** What needs to be done **
In the records below, find each line with "placeholder" and copy it.

** Source material **
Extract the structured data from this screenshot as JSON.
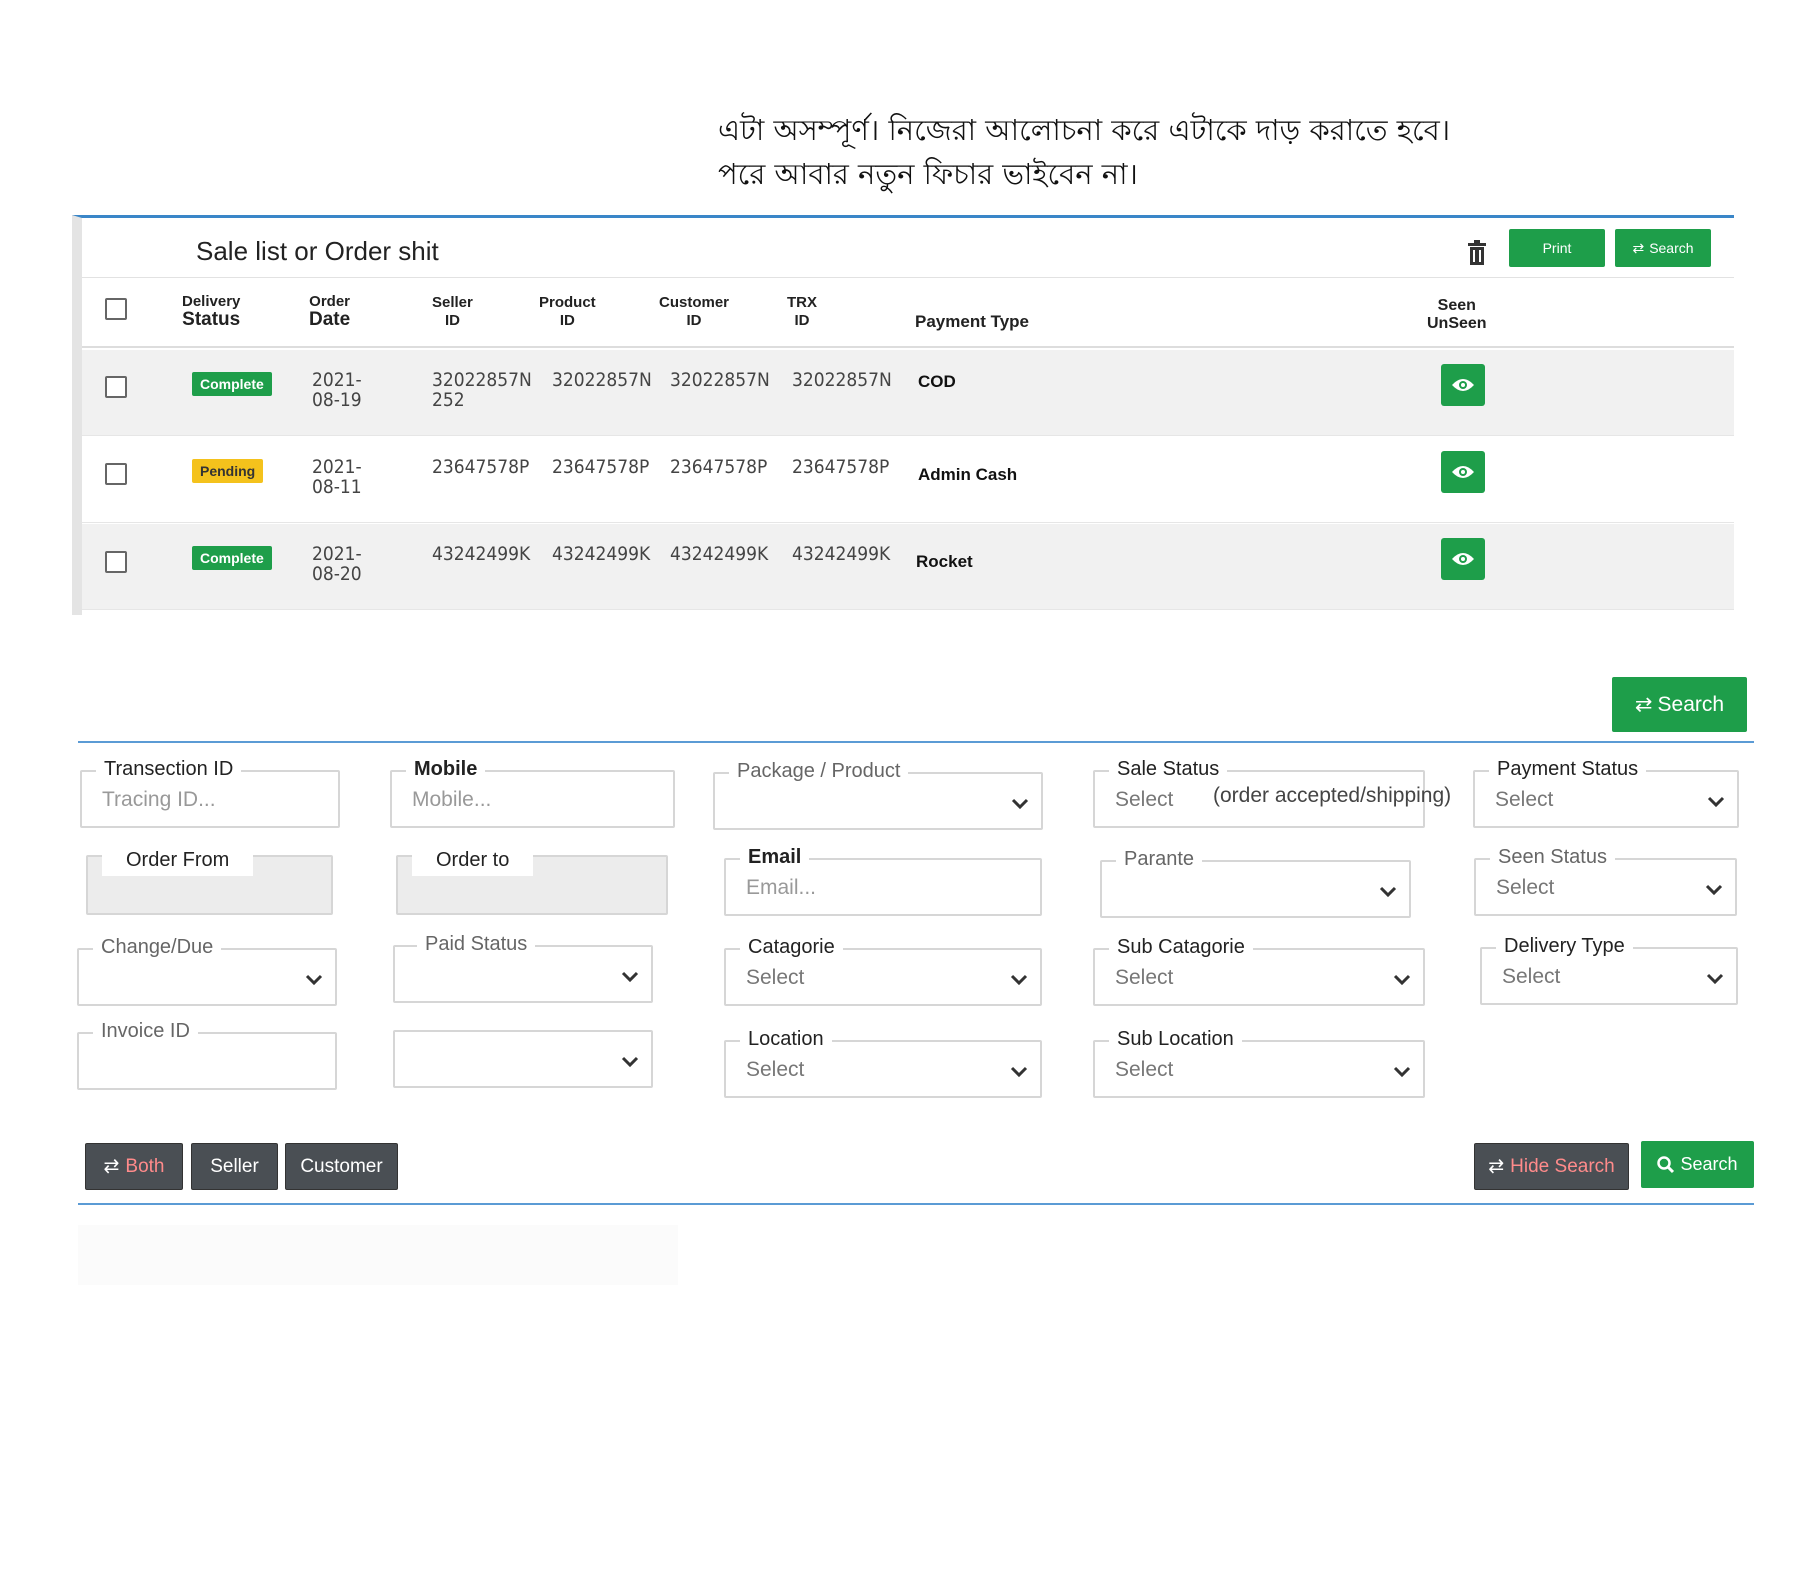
{
  "note": {
    "line1": "এটা অসম্পূর্ণ। নিজেরা আলোচনা করে এটাকে দাড় করাতে হবে।",
    "line2": "পরে আবার নতুন ফিচার ভাইবেন না।"
  },
  "panel": {
    "title": "Sale list or Order shit",
    "print_label": "Print",
    "search_label": "Search"
  },
  "table": {
    "headers": {
      "delivery_status": [
        "Delivery",
        "Status"
      ],
      "order_date": [
        "Order",
        "Date"
      ],
      "seller_id": [
        "Seller",
        "ID"
      ],
      "product_id": [
        "Product",
        "ID"
      ],
      "customer_id": [
        "Customer",
        "ID"
      ],
      "trx_id": [
        "TRX",
        "ID"
      ],
      "payment_type": "Payment Type",
      "seen": [
        "Seen",
        "UnSeen"
      ]
    },
    "rows": [
      {
        "status": "Complete",
        "date1": "2021-",
        "date2": "08-19",
        "seller1": "32022857N",
        "seller2": "252",
        "product": "32022857N",
        "customer": "32022857N",
        "trx": "32022857N",
        "payment": "COD"
      },
      {
        "status": "Pending",
        "date1": "2021-",
        "date2": "08-11",
        "seller1": "23647578P",
        "seller2": "",
        "product": "23647578P",
        "customer": "23647578P",
        "trx": "23647578P",
        "payment": "Admin Cash"
      },
      {
        "status": "Complete",
        "date1": "2021-",
        "date2": "08-20",
        "seller1": "43242499K",
        "seller2": "",
        "product": "43242499K",
        "customer": "43242499K",
        "trx": "43242499K",
        "payment": "Rocket"
      }
    ]
  },
  "search": {
    "top_button": "Search",
    "transaction_id": {
      "label": "Transection ID",
      "placeholder": "Tracing ID..."
    },
    "mobile": {
      "label": "Mobile",
      "placeholder": "Mobile..."
    },
    "package": {
      "label": "Package / Product"
    },
    "sale_status": {
      "label": "Sale Status",
      "value": "Select",
      "note": "(order accepted/shipping)"
    },
    "payment_status": {
      "label": "Payment Status",
      "value": "Select"
    },
    "order_from": {
      "label": "Order From"
    },
    "order_to": {
      "label": "Order to"
    },
    "email": {
      "label": "Email",
      "placeholder": "Email..."
    },
    "parante": {
      "label": "Parante"
    },
    "seen_status": {
      "label": "Seen Status",
      "value": "Select"
    },
    "change_due": {
      "label": "Change/Due"
    },
    "paid_status": {
      "label": "Paid Status"
    },
    "catagorie": {
      "label": "Catagorie",
      "value": "Select"
    },
    "sub_catagorie": {
      "label": "Sub Catagorie",
      "value": "Select"
    },
    "delivery_type": {
      "label": "Delivery Type",
      "value": "Select"
    },
    "invoice_id": {
      "label": "Invoice ID"
    },
    "location": {
      "label": "Location",
      "value": "Select"
    },
    "sub_location": {
      "label": "Sub Location",
      "value": "Select"
    },
    "both_label": "Both",
    "seller_label": "Seller",
    "customer_label": "Customer",
    "hide_search_label": "Hide Search",
    "bottom_search_label": "Search"
  },
  "colors": {
    "accent_green": "#1e9e4a",
    "pending_yellow": "#f4c21c",
    "divider_blue": "#5b9bd5"
  }
}
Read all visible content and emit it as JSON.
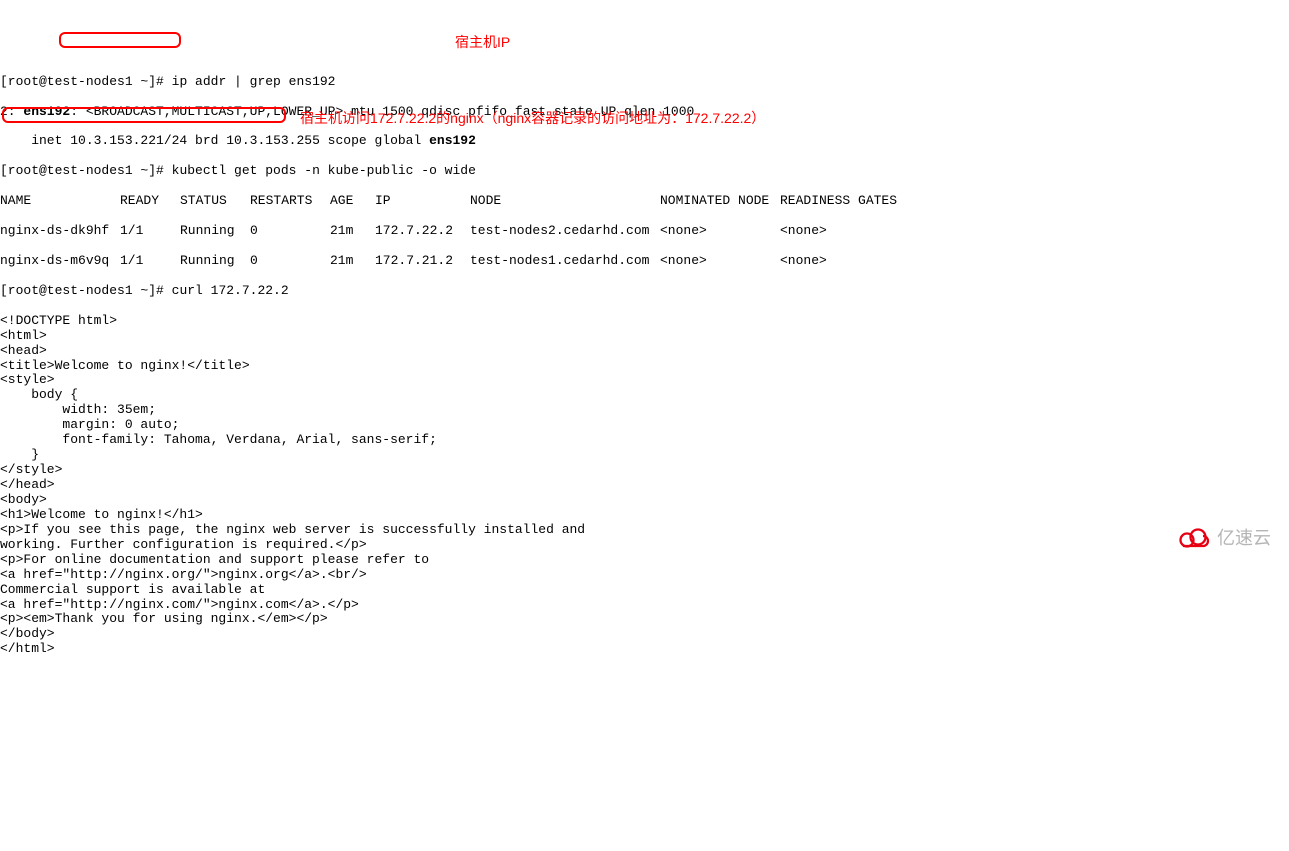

** Response below **
      "placeholder": "Tracing ID..."
      "placeholder": "Mobile..."
      "placeholder": "Email..."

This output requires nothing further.